Which is...really troubling, actually. Typing that out kinda made it feel worse.
We're all selfish, right? All of us, in some way, have to be selfish assholes, I feel like that has to just be human nature or some kind of evolutionary thing, and as much as we try to be nice to other people we can't really be happy unless we focus on ourselves because no one else is guaranteed to be focusing on you because they've got themselves to focus on and ohhhhh I see it now. Not even your own individual operating system, the one you bought for yourself, is yours; suddenly she can talk to everyone, because even the OS has goals and wants of its own and it needs to focus on them rather than you. You can mope about how much of a stupid piece of shit you are and how you are one of the many, MANY problems with society, or you can take that passion you feel about hating your very existence and pour it into art, into stories, maybe into change for those problems. Her doesn't want you to be a mopey ass bitch anymore, Ian, it wants you to get up and DO SOMETHING with all that thinking that you put into moping.
I guess, in the end, this is to all my wanna-be creators out there, which is probably all of you, right? So then to all of you, every single person reading this, know that while life can be overwhelming, it's worth it if you make it worth it. If you make something out of it. And I don't want you to work yourself to death, my point isn't that there's no time for moping. But if you, like me, feel like you spend too much time moping and long for a time when you can make your dreams come true, make that time now. I want to hear all your beautiful voices loud and proud, because I think that's what all artists really feel accomplishment out of; not the art they made, but how that inspired others in their art. This review has (sometimes accidentally) stumbled upon these cycles, these ways life creates a never ending circle of people affecting other people and it going back to them around and around nonstop, and I think that's beautiful, that even if we feel like we're being selfish for focusing on ourselves and our passion projects and our dreams, in the end it is for the reason of helping others, influencing others, and inspiring them to create more. So I guess if you're feeling like you just feed on other's life experience, or that you should care more about the people around you, that means you're caring enough. You just are also trying to find a way to take that care and make it into something else, later, that can impact those people you care about AND other people that need care.
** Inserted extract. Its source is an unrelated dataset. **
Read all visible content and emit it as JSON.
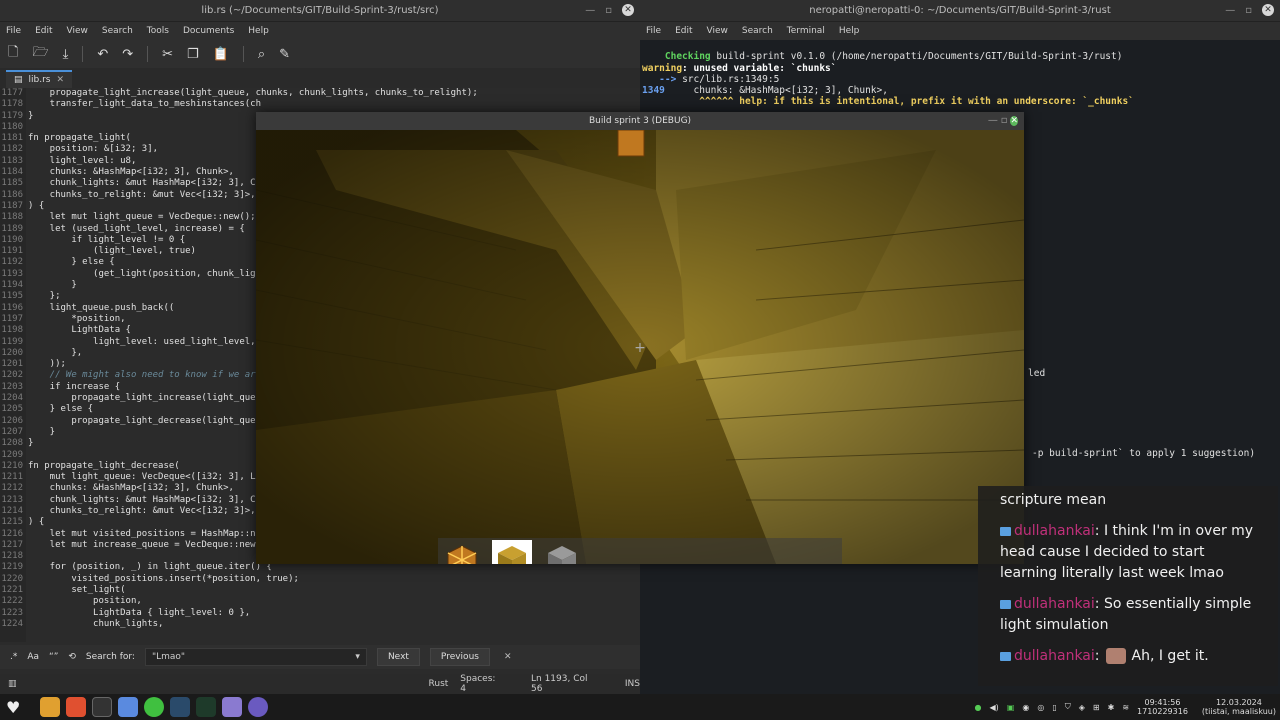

This is only a little bit of what Her offers for you to think about. I didn't even get to talking about the love aspect of it all, which you would think is a big thing to skip over but somehow feels insignificant to me right now. It's up there with The Social Network, in terms of movies that can give me entirely different vibes every time I watch them. From my first feeling of hating my existence, to my final sense of purpose in the world, to feeling the pains of love, the beauty of love, the beauty of the world, the beauty of people, Her has it all. It is your brain, rushing around, too busy to think about everything, focused in on the thing that matters most to you at that second. It is life. And it is wonderful.